(Extracted data entries)
________________

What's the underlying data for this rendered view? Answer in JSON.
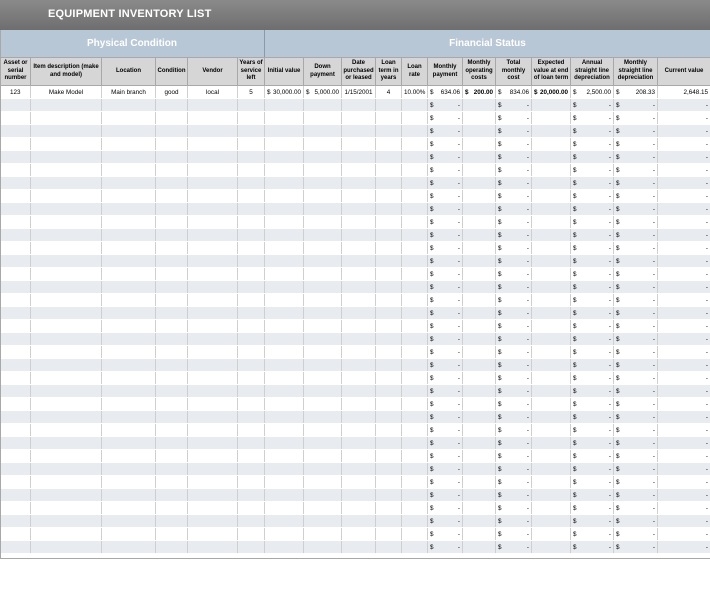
{
  "title": "EQUIPMENT INVENTORY LIST",
  "sections": {
    "physical": "Physical Condition",
    "financial": "Financial Status"
  },
  "headers": [
    "Asset or serial number",
    "Item description (make and model)",
    "Location",
    "Condition",
    "Vendor",
    "Years of service left",
    "Initial value",
    "Down payment",
    "Date purchased or leased",
    "Loan term in years",
    "Loan rate",
    "Monthly payment",
    "Monthly operating costs",
    "Total monthly cost",
    "Expected value at end of loan term",
    "Annual straight line depreciation",
    "Monthly straight line depreciation",
    "Current value"
  ],
  "first_row": {
    "asset": "123",
    "description": "Make Model",
    "location": "Main branch",
    "condition": "good",
    "vendor": "local",
    "years_left": "5",
    "initial_value": "30,000.00",
    "down_payment": "5,000.00",
    "date": "1/15/2001",
    "loan_term": "4",
    "loan_rate": "10.00%",
    "monthly_payment": "634.06",
    "monthly_operating": "200.00",
    "total_monthly": "834.06",
    "expected_value": "20,000.00",
    "annual_dep": "2,500.00",
    "monthly_dep": "208.33",
    "current_value": "2,648.15"
  },
  "empty_row": {
    "currency": "$",
    "dash": "-"
  },
  "empty_row_count": 35
}
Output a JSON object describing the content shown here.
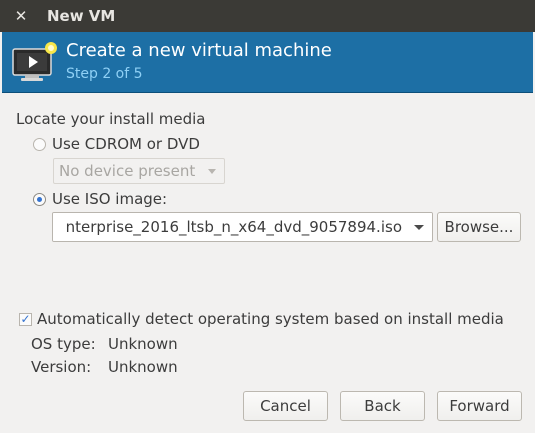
{
  "window": {
    "title": "New VM",
    "close_glyph": "✕"
  },
  "header": {
    "title": "Create a new virtual machine",
    "step": "Step 2 of 5",
    "icon": "monitor-play-icon",
    "accent_color": "#1d6fa5"
  },
  "install_media": {
    "section_label": "Locate your install media",
    "cdrom_label": "Use CDROM or DVD",
    "cdrom_selected": false,
    "cdrom_device_value": "No device present",
    "iso_label": "Use ISO image:",
    "iso_selected": true,
    "iso_path_value": "nterprise_2016_ltsb_n_x64_dvd_9057894.iso",
    "browse_label": "Browse..."
  },
  "os_detection": {
    "auto_detect_label": "Automatically detect operating system based on install media",
    "auto_detect_checked": true,
    "os_type_label": "OS type:",
    "os_type_value": "Unknown",
    "version_label": "Version:",
    "version_value": "Unknown"
  },
  "footer": {
    "cancel_label": "Cancel",
    "back_label": "Back",
    "forward_label": "Forward"
  }
}
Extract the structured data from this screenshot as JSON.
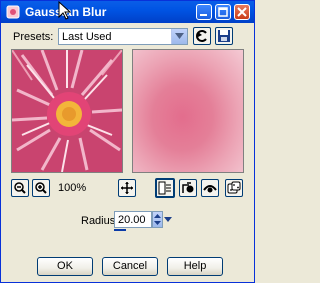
{
  "window": {
    "title": "Gaussian Blur"
  },
  "presets": {
    "label": "Presets:",
    "value": "Last Used"
  },
  "zoom": {
    "level": "100%"
  },
  "radius": {
    "label": "Radius:",
    "value": "20.00"
  },
  "buttons": {
    "ok": "OK",
    "cancel": "Cancel",
    "help": "Help"
  },
  "icons": {
    "app": "blur-app-icon",
    "minimize": "minimize-icon",
    "maximize": "maximize-icon",
    "close": "close-icon",
    "reset": "reset-arrow-icon",
    "save_preset": "floppy-disk-icon",
    "zoom_out": "zoom-out-icon",
    "zoom_in": "zoom-in-icon",
    "pan": "pan-move-icon",
    "proof": "proof-toggle-icon",
    "preview_on": "preview-image-icon",
    "preview_toggle": "eye-icon",
    "randomize": "dice-icon"
  },
  "colors": {
    "title_bar": "#0054e3",
    "dialog_bg": "#ece9d8",
    "close": "#c93c18"
  }
}
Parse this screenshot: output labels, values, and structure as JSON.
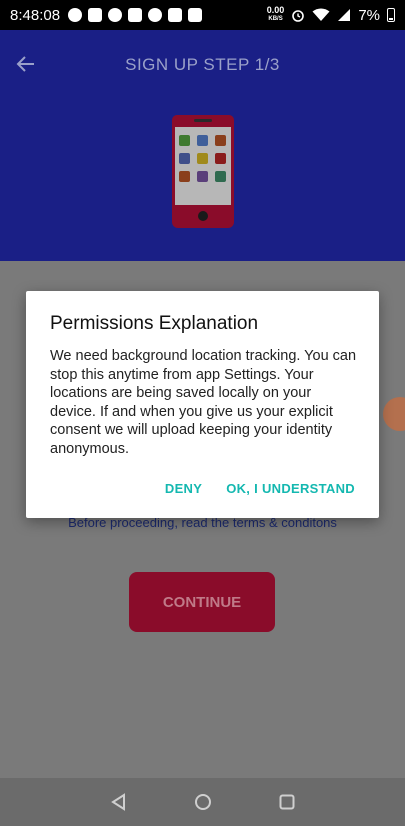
{
  "status_bar": {
    "time": "8:48:08",
    "net_speed": "0.00",
    "net_unit": "KB/S",
    "battery": "7%"
  },
  "header": {
    "back_icon": "arrow-left-icon",
    "title": "SIGN UP STEP 1/3",
    "illustration": "phone-apps-illustration"
  },
  "main": {
    "terms_text": "Before proceeding, read the terms & conditons",
    "continue_label": "CONTINUE"
  },
  "dialog": {
    "title": "Permissions Explanation",
    "body": "We need background location tracking. You can stop this anytime from app Settings. Your locations are being saved locally on your device. If and when you give us your explicit consent we will upload keeping your identity anonymous.",
    "deny_label": "DENY",
    "accept_label": "OK, I UNDERSTAND"
  },
  "colors": {
    "header_bg": "#1a1f86",
    "accent": "#14b8b0",
    "primary_button": "#8a0c2a"
  }
}
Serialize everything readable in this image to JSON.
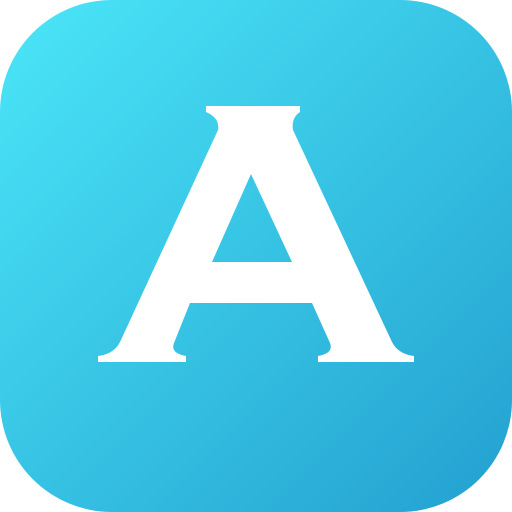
{
  "icon": {
    "glyph": "A",
    "glyph_color": "#ffffff",
    "gradient_start": "#4be6f8",
    "gradient_end": "#23a0d0",
    "shape": "rounded-square"
  }
}
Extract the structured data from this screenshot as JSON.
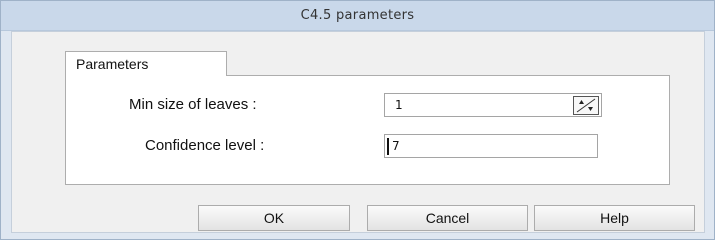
{
  "window": {
    "title": "C4.5 parameters"
  },
  "tabs": [
    {
      "label": "Parameters",
      "active": true
    }
  ],
  "fields": {
    "min_leaves": {
      "label": "Min size of leaves :",
      "value": "1"
    },
    "confidence": {
      "label": "Confidence level :",
      "value": "7"
    }
  },
  "icons": {
    "spin": "spin-up-down-icon"
  },
  "buttons": {
    "ok": "OK",
    "cancel": "Cancel",
    "help": "Help"
  },
  "colors": {
    "titlebar": "#c9d8ea",
    "frame": "#dfe7f1",
    "panel": "#ffffff"
  }
}
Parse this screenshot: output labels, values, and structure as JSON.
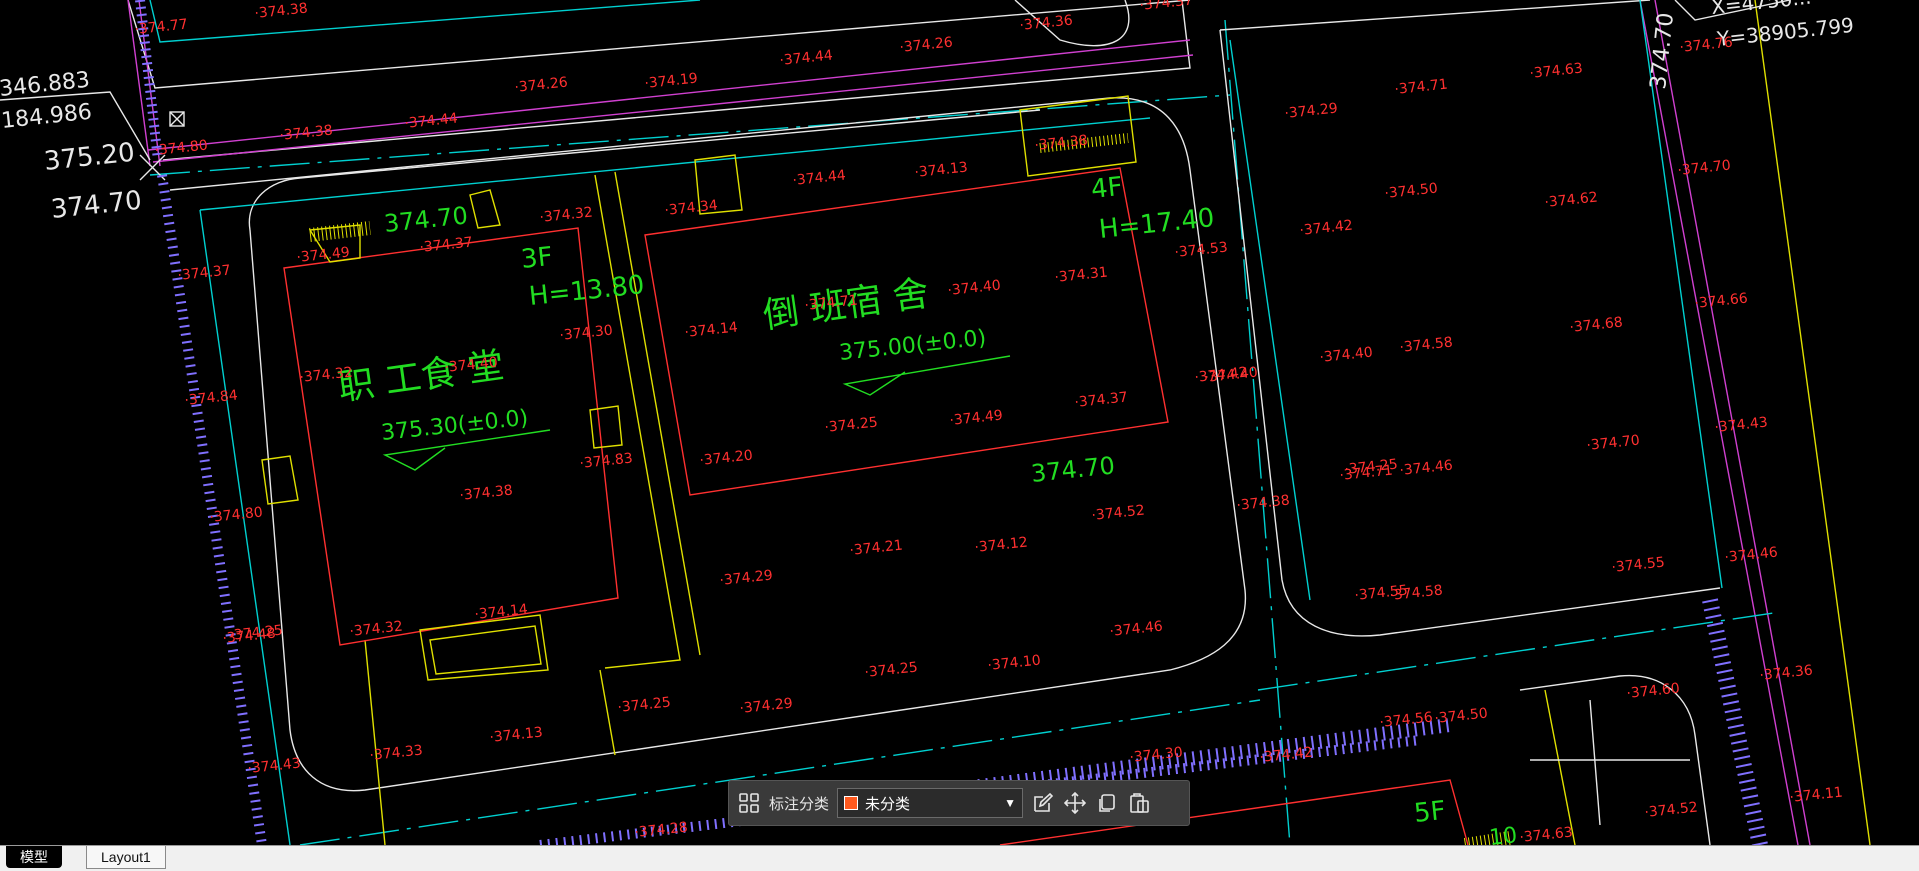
{
  "colors": {
    "background": "#000000",
    "red": "#ff3030",
    "green": "#22dd22",
    "cyan": "#00d0d0",
    "magenta": "#d040d0",
    "yellow": "#e0e000",
    "white": "#e8e8e8",
    "purple": "#8070ff",
    "accent_swatch": "#ff5a1f"
  },
  "drawing": {
    "coord_label": {
      "line1": "346.883",
      "line2": "184.986"
    },
    "corner_elev": {
      "upper": "375.20",
      "lower": "374.70"
    },
    "xy_label": {
      "x": "X=4750...",
      "y": "Y=38905.799"
    },
    "left_elev_top": "374.70",
    "right_elev_top": "374.70",
    "mid_elev": "374.70",
    "buildings": {
      "canteen": {
        "floors": "3F",
        "height": "H=13.80",
        "name": "职 工食 堂",
        "floor_level": "375.30(±0.0)"
      },
      "dorm": {
        "floors": "4F",
        "height": "H=17.40",
        "name": "倒 班宿  舍",
        "floor_level": "375.00(±0.0)"
      },
      "south": {
        "floors": "5F",
        "extra": "10"
      }
    },
    "spot_elevations": [
      "374.77",
      "374.38",
      "374.26",
      "374.19",
      "374.44",
      "374.26",
      "374.36",
      "374.37",
      "374.38",
      "374.44",
      "374.80",
      "374.37",
      "374.44",
      "374.13",
      "374.38",
      "374.32",
      "374.49",
      "374.37",
      "374.34",
      "374.29",
      "374.63",
      "374.71",
      "374.76",
      "374.53",
      "374.31",
      "374.40",
      "374.50",
      "374.62",
      "374.42",
      "374.70",
      "374.71",
      "374.14",
      "374.30",
      "374.32",
      "374.40",
      "374.66",
      "374.58",
      "374.68",
      "374.84",
      "374.25",
      "374.49",
      "374.37",
      "374.40",
      "374.42",
      "374.20",
      "374.83",
      "374.40",
      "374.25",
      "374.38",
      "374.52",
      "374.71",
      "374.46",
      "374.70",
      "374.43",
      "374.80",
      "374.21",
      "374.12",
      "374.29",
      "374.55",
      "374.46",
      "374.55",
      "374.58",
      "374.32",
      "374.14",
      "374.46",
      "374.25",
      "374.48",
      "374.25",
      "374.10",
      "374.25",
      "374.29",
      "374.38",
      "374.60",
      "374.50",
      "374.13",
      "374.33",
      "374.43",
      "374.36",
      "374.42",
      "374.52",
      "374.28",
      "374.11",
      "374.63",
      "374.30",
      "374.56"
    ]
  },
  "toolbar": {
    "label": "标注分类",
    "select_value": "未分类"
  },
  "tabs": [
    "模型",
    "Layout1"
  ]
}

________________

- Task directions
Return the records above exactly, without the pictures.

- Task output
What's the underlying data for this rendered view? Answer in JSON.
{
  "title": "EQUIPMENT INVENTORY LIST",
  "sections": {
    "physical": "Physical Condition",
    "financial": "Financial Status"
  },
  "headers": [
    "Asset or serial number",
    "Item description (make and model)",
    "Location",
    "Condition",
    "Vendor",
    "Years of service left",
    "Initial value",
    "Down payment",
    "Date purchased or leased",
    "Loan term in years",
    "Loan rate",
    "Monthly payment",
    "Monthly operating costs",
    "Total monthly cost",
    "Expected value at end of loan term",
    "Annual straight line depreciation",
    "Monthly straight line depreciation",
    "Current value"
  ],
  "first_row": {
    "asset": "123",
    "description": "Make Model",
    "location": "Main branch",
    "condition": "good",
    "vendor": "local",
    "years_left": "5",
    "initial_value": "30,000.00",
    "down_payment": "5,000.00",
    "date": "1/15/2001",
    "loan_term": "4",
    "loan_rate": "10.00%",
    "monthly_payment": "634.06",
    "monthly_operating": "200.00",
    "total_monthly": "834.06",
    "expected_value": "20,000.00",
    "annual_dep": "2,500.00",
    "monthly_dep": "208.33",
    "current_value": "2,648.15"
  },
  "empty_row": {
    "currency": "$",
    "dash": "-"
  },
  "empty_row_count": 35
}
Output a JSON object describing the content shown here.
{
  "window": {
    "title": "New VM",
    "close_glyph": "✕"
  },
  "header": {
    "title": "Create a new virtual machine",
    "step": "Step 2 of 5",
    "icon": "monitor-play-icon",
    "accent_color": "#1d6fa5"
  },
  "install_media": {
    "section_label": "Locate your install media",
    "cdrom_label": "Use CDROM or DVD",
    "cdrom_selected": false,
    "cdrom_device_value": "No device present",
    "iso_label": "Use ISO image:",
    "iso_selected": true,
    "iso_path_value": "nterprise_2016_ltsb_n_x64_dvd_9057894.iso",
    "browse_label": "Browse..."
  },
  "os_detection": {
    "auto_detect_label": "Automatically detect operating system based on install media",
    "auto_detect_checked": true,
    "os_type_label": "OS type:",
    "os_type_value": "Unknown",
    "version_label": "Version:",
    "version_value": "Unknown"
  },
  "footer": {
    "cancel_label": "Cancel",
    "back_label": "Back",
    "forward_label": "Forward"
  }
}
Extract the structured data from this screenshot as JSON.
{
  "window": {
    "title": "Gaussian Blur"
  },
  "presets": {
    "label": "Presets:",
    "value": "Last Used"
  },
  "zoom": {
    "level": "100%"
  },
  "radius": {
    "label": "Radius:",
    "value": "20.00"
  },
  "buttons": {
    "ok": "OK",
    "cancel": "Cancel",
    "help": "Help"
  },
  "icons": {
    "app": "blur-app-icon",
    "minimize": "minimize-icon",
    "maximize": "maximize-icon",
    "close": "close-icon",
    "reset": "reset-arrow-icon",
    "save_preset": "floppy-disk-icon",
    "zoom_out": "zoom-out-icon",
    "zoom_in": "zoom-in-icon",
    "pan": "pan-move-icon",
    "proof": "proof-toggle-icon",
    "preview_on": "preview-image-icon",
    "preview_toggle": "eye-icon",
    "randomize": "dice-icon"
  },
  "colors": {
    "title_bar": "#0054e3",
    "dialog_bg": "#ece9d8",
    "close": "#c93c18"
  }
}
Parse this screenshot: output labels, values, and structure as JSON.
{
  "status_bar": {
    "time": "8:48:08",
    "net_speed": "0.00",
    "net_unit": "KB/S",
    "battery": "7%"
  },
  "header": {
    "back_icon": "arrow-left-icon",
    "title": "SIGN UP STEP 1/3",
    "illustration": "phone-apps-illustration"
  },
  "main": {
    "terms_text": "Before proceeding, read the terms & conditons",
    "continue_label": "CONTINUE"
  },
  "dialog": {
    "title": "Permissions Explanation",
    "body": "We need background location tracking. You can stop this anytime from app Settings. Your locations are being saved locally on your device. If and when you give us your explicit consent we will upload keeping your identity anonymous.",
    "deny_label": "DENY",
    "accept_label": "OK, I UNDERSTAND"
  },
  "colors": {
    "header_bg": "#1a1f86",
    "accent": "#14b8b0",
    "primary_button": "#8a0c2a"
  }
}
Serialize everything readable in this image to JSON.
{
  "icon": {
    "glyph": "A",
    "glyph_color": "#ffffff",
    "gradient_start": "#4be6f8",
    "gradient_end": "#23a0d0",
    "shape": "rounded-square"
  }
}
Extract the structured data from this screenshot as JSON.
{
  "window": {
    "title": "C4.5 parameters"
  },
  "tabs": [
    {
      "label": "Parameters",
      "active": true
    }
  ],
  "fields": {
    "min_leaves": {
      "label": "Min size of leaves :",
      "value": "1"
    },
    "confidence": {
      "label": "Confidence level :",
      "value": "7"
    }
  },
  "icons": {
    "spin": "spin-up-down-icon"
  },
  "buttons": {
    "ok": "OK",
    "cancel": "Cancel",
    "help": "Help"
  },
  "colors": {
    "titlebar": "#c9d8ea",
    "frame": "#dfe7f1",
    "panel": "#ffffff"
  }
}
Parse this screenshot: output labels, values, and structure as JSON.
{
  "colors": {
    "background": "#000000",
    "red": "#ff3030",
    "green": "#22dd22",
    "cyan": "#00d0d0",
    "magenta": "#d040d0",
    "yellow": "#e0e000",
    "white": "#e8e8e8",
    "purple": "#8070ff",
    "accent_swatch": "#ff5a1f"
  },
  "drawing": {
    "coord_label": {
      "line1": "346.883",
      "line2": "184.986"
    },
    "corner_elev": {
      "upper": "375.20",
      "lower": "374.70"
    },
    "xy_label": {
      "x": "X=4750...",
      "y": "Y=38905.799"
    },
    "left_elev_top": "374.70",
    "right_elev_top": "374.70",
    "mid_elev": "374.70",
    "buildings": {
      "canteen": {
        "floors": "3F",
        "height": "H=13.80",
        "name": "职 工食 堂",
        "floor_level": "375.30(±0.0)"
      },
      "dorm": {
        "floors": "4F",
        "height": "H=17.40",
        "name": "倒 班宿  舍",
        "floor_level": "375.00(±0.0)"
      },
      "south": {
        "floors": "5F",
        "extra": "10"
      }
    },
    "spot_elevations": [
      "374.77",
      "374.38",
      "374.26",
      "374.19",
      "374.44",
      "374.26",
      "374.36",
      "374.37",
      "374.38",
      "374.44",
      "374.80",
      "374.37",
      "374.44",
      "374.13",
      "374.38",
      "374.32",
      "374.49",
      "374.37",
      "374.34",
      "374.29",
      "374.63",
      "374.71",
      "374.76",
      "374.53",
      "374.31",
      "374.40",
      "374.50",
      "374.62",
      "374.42",
      "374.70",
      "374.71",
      "374.14",
      "374.30",
      "374.32",
      "374.40",
      "374.66",
      "374.58",
      "374.68",
      "374.84",
      "374.25",
      "374.49",
      "374.37",
      "374.40",
      "374.42",
      "374.20",
      "374.83",
      "374.40",
      "374.25",
      "374.38",
      "374.52",
      "374.71",
      "374.46",
      "374.70",
      "374.43",
      "374.80",
      "374.21",
      "374.12",
      "374.29",
      "374.55",
      "374.46",
      "374.55",
      "374.58",
      "374.32",
      "374.14",
      "374.46",
      "374.25",
      "374.48",
      "374.25",
      "374.10",
      "374.25",
      "374.29",
      "374.38",
      "374.60",
      "374.50",
      "374.13",
      "374.33",
      "374.43",
      "374.36",
      "374.42",
      "374.52",
      "374.28",
      "374.11",
      "374.63",
      "374.30",
      "374.56"
    ]
  },
  "toolbar": {
    "label": "标注分类",
    "select_value": "未分类"
  },
  "tabs": [
    "模型",
    "Layout1"
  ]
}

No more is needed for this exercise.